[Records shown]

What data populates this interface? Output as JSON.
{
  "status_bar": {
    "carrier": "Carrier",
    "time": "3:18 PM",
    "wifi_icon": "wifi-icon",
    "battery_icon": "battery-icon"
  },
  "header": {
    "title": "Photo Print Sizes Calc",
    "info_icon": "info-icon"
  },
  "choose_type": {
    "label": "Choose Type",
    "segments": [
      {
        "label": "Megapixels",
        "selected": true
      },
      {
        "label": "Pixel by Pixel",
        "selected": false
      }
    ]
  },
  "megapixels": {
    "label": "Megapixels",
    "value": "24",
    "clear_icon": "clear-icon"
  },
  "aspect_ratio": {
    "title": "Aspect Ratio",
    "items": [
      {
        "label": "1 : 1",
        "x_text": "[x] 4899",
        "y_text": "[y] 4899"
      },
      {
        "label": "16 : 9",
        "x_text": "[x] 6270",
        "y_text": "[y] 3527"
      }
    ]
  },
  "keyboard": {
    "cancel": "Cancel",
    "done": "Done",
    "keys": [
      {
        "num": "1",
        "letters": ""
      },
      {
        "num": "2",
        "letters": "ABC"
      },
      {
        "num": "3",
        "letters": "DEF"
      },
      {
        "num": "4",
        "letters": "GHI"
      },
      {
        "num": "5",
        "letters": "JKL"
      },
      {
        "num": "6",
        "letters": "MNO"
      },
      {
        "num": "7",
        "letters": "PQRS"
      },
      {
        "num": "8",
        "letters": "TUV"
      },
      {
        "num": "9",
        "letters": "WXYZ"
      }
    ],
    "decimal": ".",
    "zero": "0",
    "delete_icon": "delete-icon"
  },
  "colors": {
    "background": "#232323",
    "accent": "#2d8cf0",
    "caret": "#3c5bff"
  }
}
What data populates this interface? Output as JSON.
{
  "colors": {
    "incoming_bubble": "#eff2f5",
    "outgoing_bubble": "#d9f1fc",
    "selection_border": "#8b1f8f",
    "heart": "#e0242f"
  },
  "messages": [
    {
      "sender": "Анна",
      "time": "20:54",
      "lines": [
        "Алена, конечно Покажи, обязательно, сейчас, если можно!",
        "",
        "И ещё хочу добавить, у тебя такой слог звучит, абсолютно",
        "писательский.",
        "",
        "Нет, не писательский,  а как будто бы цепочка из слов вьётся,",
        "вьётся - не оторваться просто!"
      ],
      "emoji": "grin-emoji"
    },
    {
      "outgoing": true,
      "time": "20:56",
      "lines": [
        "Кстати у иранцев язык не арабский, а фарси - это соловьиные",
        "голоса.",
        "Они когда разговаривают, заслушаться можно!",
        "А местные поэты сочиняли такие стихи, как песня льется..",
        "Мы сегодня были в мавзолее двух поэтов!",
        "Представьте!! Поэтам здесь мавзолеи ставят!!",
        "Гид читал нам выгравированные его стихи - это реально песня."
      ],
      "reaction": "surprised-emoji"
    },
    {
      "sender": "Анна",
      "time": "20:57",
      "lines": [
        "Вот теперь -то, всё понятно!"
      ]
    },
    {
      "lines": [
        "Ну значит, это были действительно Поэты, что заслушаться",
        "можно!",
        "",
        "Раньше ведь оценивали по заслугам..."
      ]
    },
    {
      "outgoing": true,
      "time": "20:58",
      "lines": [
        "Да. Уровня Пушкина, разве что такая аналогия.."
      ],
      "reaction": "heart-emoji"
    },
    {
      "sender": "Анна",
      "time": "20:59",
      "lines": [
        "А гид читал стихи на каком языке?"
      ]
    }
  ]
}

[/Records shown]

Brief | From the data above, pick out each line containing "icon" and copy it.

Response |
    "wifi_icon": "wifi-icon",
    "battery_icon": "battery-icon"
    "info_icon": "info-icon"
    "clear_icon": "clear-icon"
    "delete_icon": "delete-icon"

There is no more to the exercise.